■ **WHAT IS REQUIRED**
Check each line of the material for the string "JSON", and copy the lines that have it.

== Segment start ==

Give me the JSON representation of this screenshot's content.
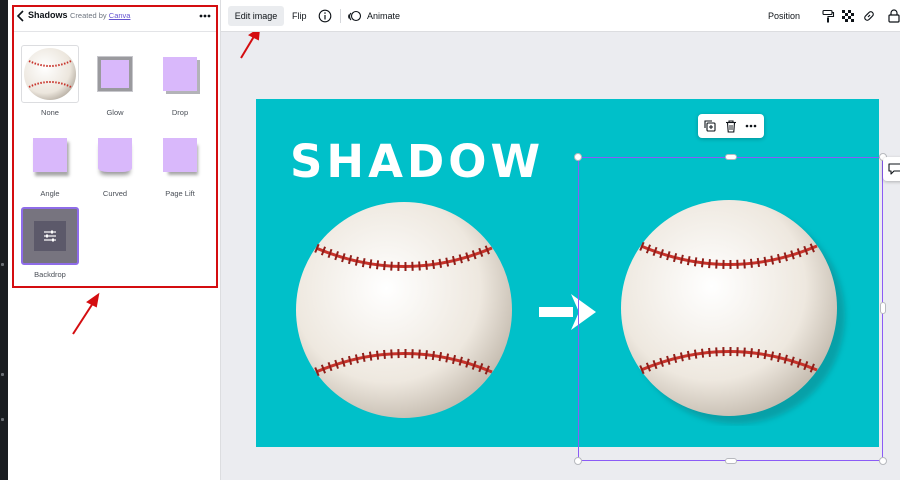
{
  "panel": {
    "title": "Shadows",
    "credit_prefix": "Created by",
    "credit_link": "Canva",
    "effects": [
      {
        "label": "None"
      },
      {
        "label": "Glow"
      },
      {
        "label": "Drop"
      },
      {
        "label": "Angle"
      },
      {
        "label": "Curved"
      },
      {
        "label": "Page Lift"
      },
      {
        "label": "Backdrop"
      }
    ]
  },
  "toolbar": {
    "edit_image": "Edit image",
    "flip": "Flip",
    "animate": "Animate",
    "position": "Position"
  },
  "canvas": {
    "headline": "SHADOW",
    "background": "#00c0c9"
  },
  "colors": {
    "annotation_red": "#d40d10",
    "selection_purple": "#8b5cf6",
    "swatch_lilac": "#d9b8fb",
    "stitch_red": "#c8322a"
  },
  "icons": {
    "back": "chevron-left-icon",
    "more": "more-horizontal-icon",
    "info": "info-icon",
    "animate": "animate-icon",
    "paint_roller": "paint-roller-icon",
    "transparency": "transparency-icon",
    "link": "link-icon",
    "lock": "lock-icon",
    "duplicate": "duplicate-icon",
    "trash": "trash-icon",
    "comment": "comment-icon",
    "arrow": "arrow-right-icon",
    "adjust": "sliders-icon"
  }
}
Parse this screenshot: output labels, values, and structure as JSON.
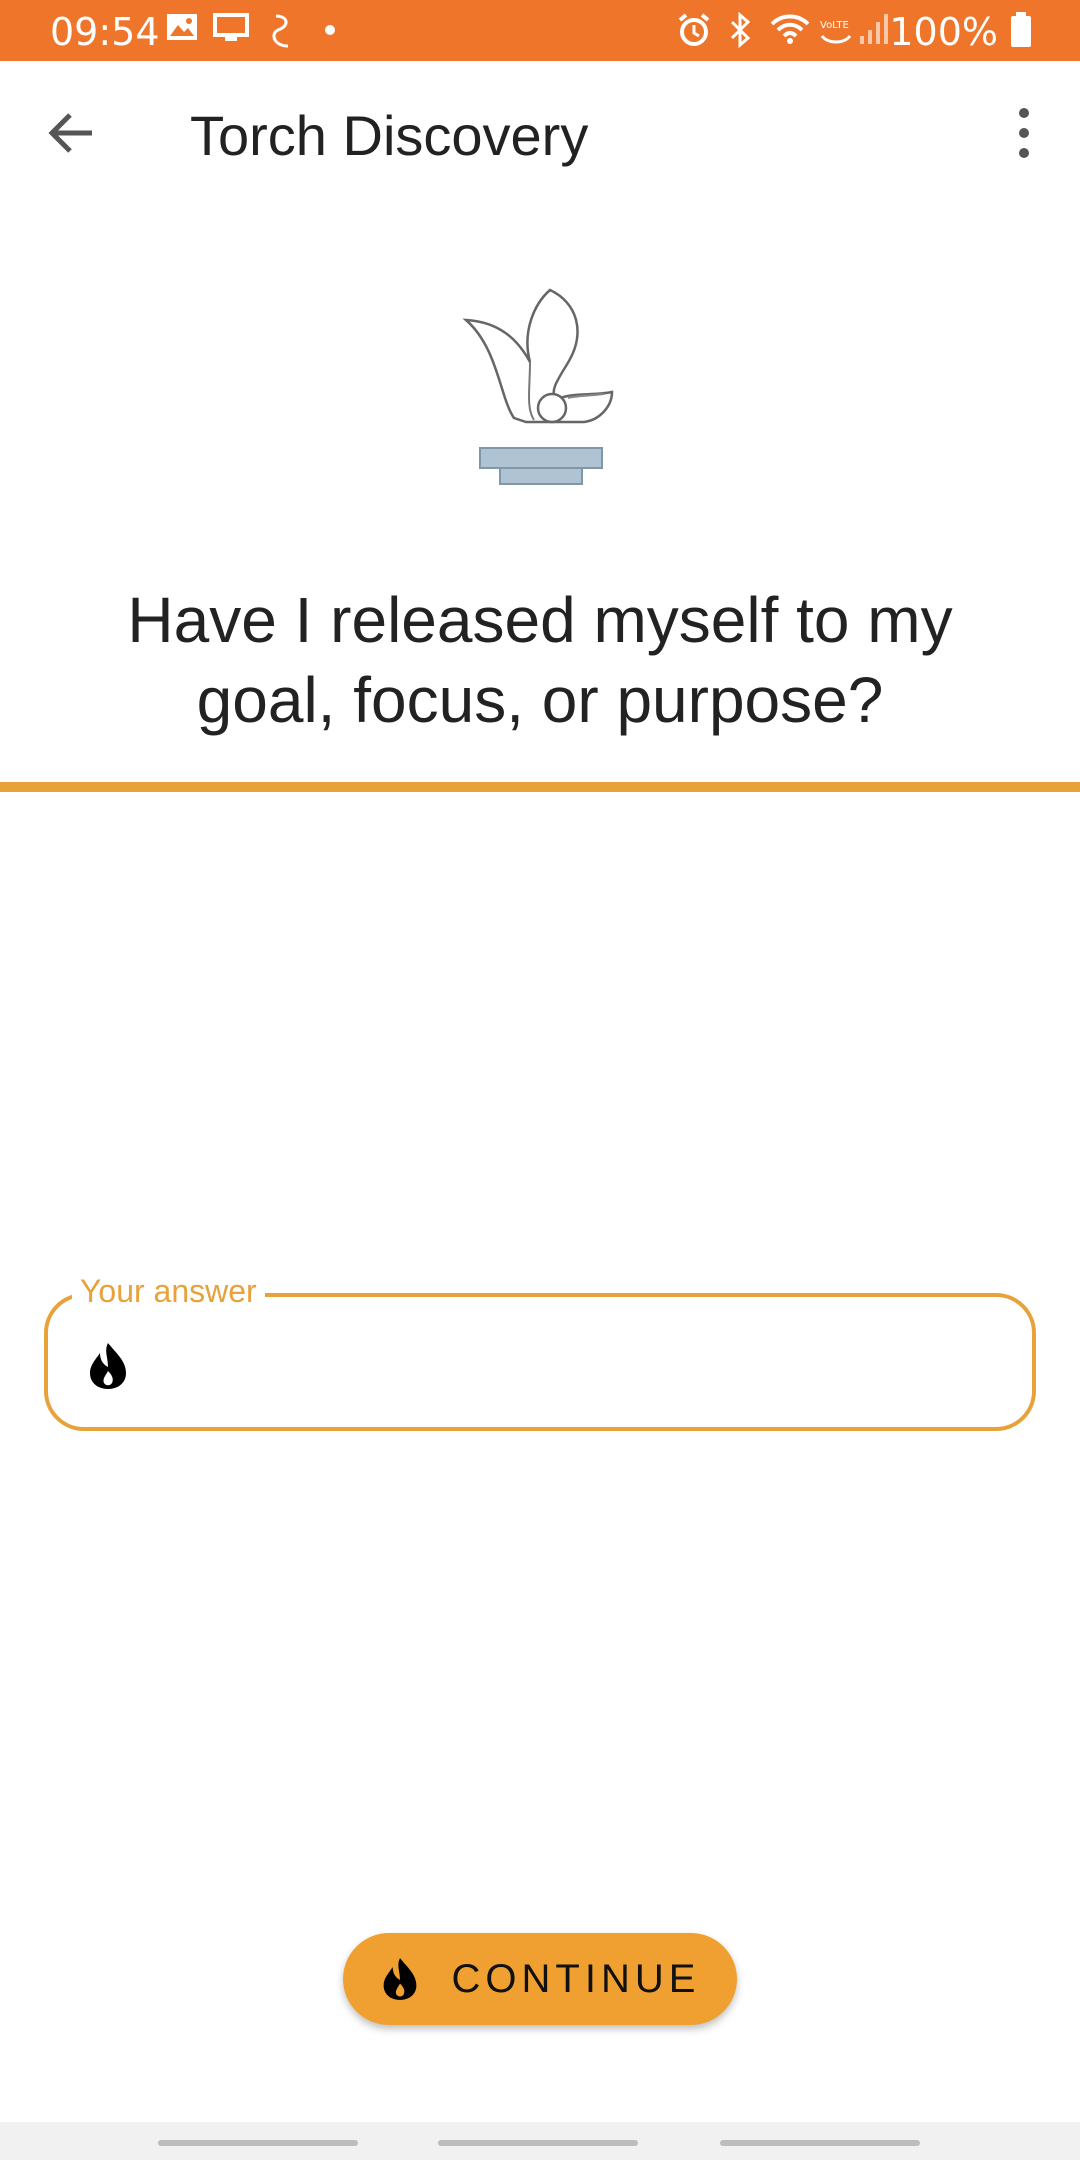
{
  "status_bar": {
    "time": "09:54",
    "battery": "100%",
    "icons_left": [
      "gallery-icon",
      "screen-cast-icon",
      "samsung-health-icon",
      "dot-icon"
    ],
    "icons_right": [
      "alarm-icon",
      "bluetooth-icon",
      "wifi-icon",
      "volte-icon",
      "signal-icon",
      "battery-icon"
    ],
    "color": "#EE752A"
  },
  "appbar": {
    "title": "Torch Discovery",
    "back_icon": "arrow-back-icon",
    "more_icon": "more-vert-icon"
  },
  "logo": {
    "icon": "torch-logo-icon"
  },
  "question": {
    "text": "Have I released myself to my goal, focus, or purpose?"
  },
  "answer": {
    "label": "Your answer",
    "value": "",
    "icon": "flame-icon",
    "accent": "#E8A23A"
  },
  "continue_button": {
    "label": "CONTINUE",
    "icon": "flame-icon",
    "color": "#F0A030"
  }
}
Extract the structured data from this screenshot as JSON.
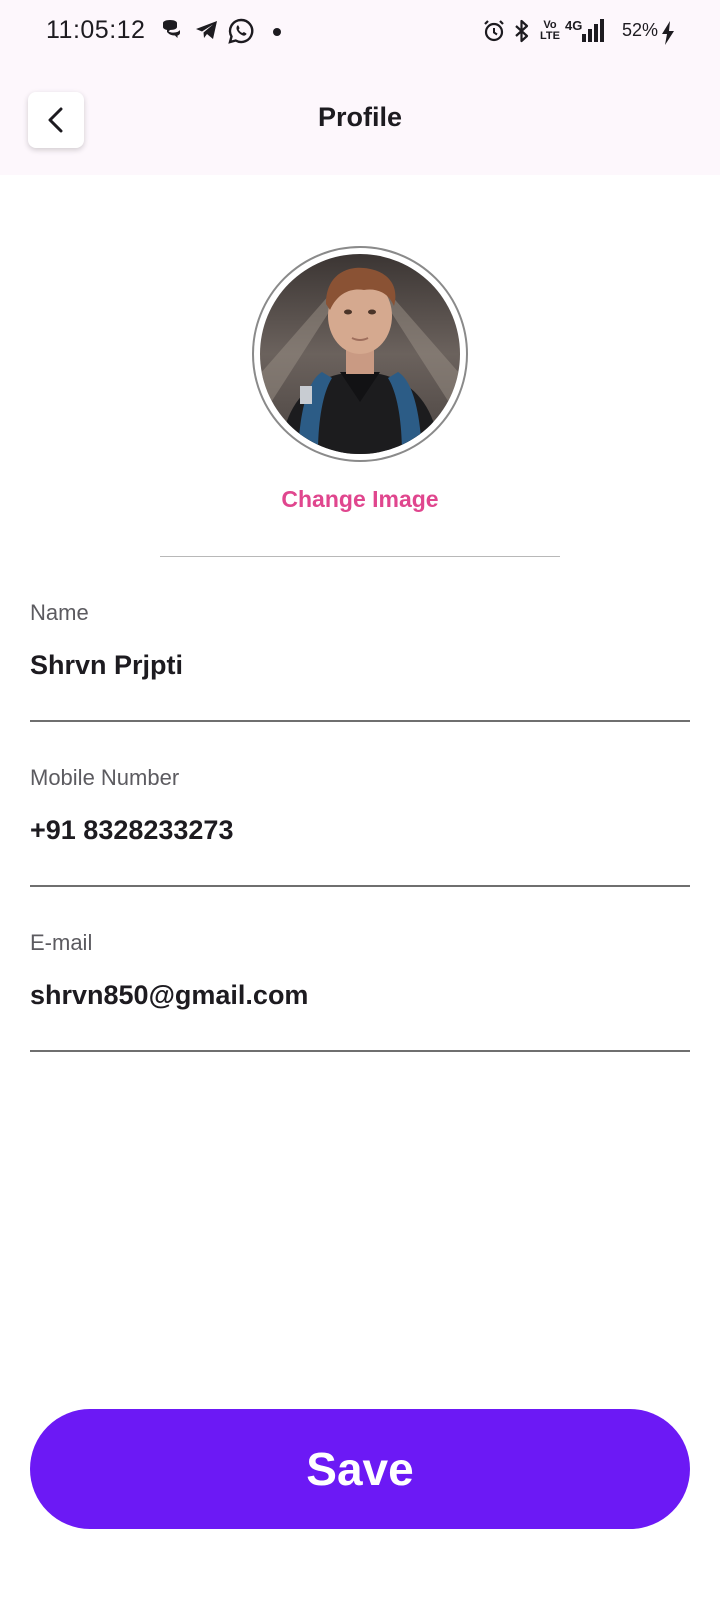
{
  "status_bar": {
    "time": "11:05:12",
    "left_icons": [
      "chat-bubbles-icon",
      "telegram-icon",
      "whatsapp-icon",
      "dot-icon"
    ],
    "right_icons": [
      "alarm-icon",
      "bluetooth-icon",
      "volte-icon",
      "signal-4g-icon",
      "charging-icon"
    ],
    "battery": "52%",
    "volte_label": "Vo LTE",
    "network_label": "4G"
  },
  "app_bar": {
    "title": "Profile",
    "back_icon": "chevron-left-icon"
  },
  "profile": {
    "change_image_label": "Change Image",
    "accent_color": "#e0468e"
  },
  "fields": {
    "name": {
      "label": "Name",
      "value": "Shrvn Prjpti"
    },
    "mobile": {
      "label": "Mobile Number",
      "value": "+91 8328233273"
    },
    "email": {
      "label": "E-mail",
      "value": "shrvn850@gmail.com"
    }
  },
  "actions": {
    "save_label": "Save",
    "save_color": "#6c19f5"
  }
}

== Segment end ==

■ **ANSWER BOX**
Give me the JSON representation of this screenshot's content.
Parse this screenshot: output labels, values, and structure as JSON.
Extract the structured data from this screenshot as JSON.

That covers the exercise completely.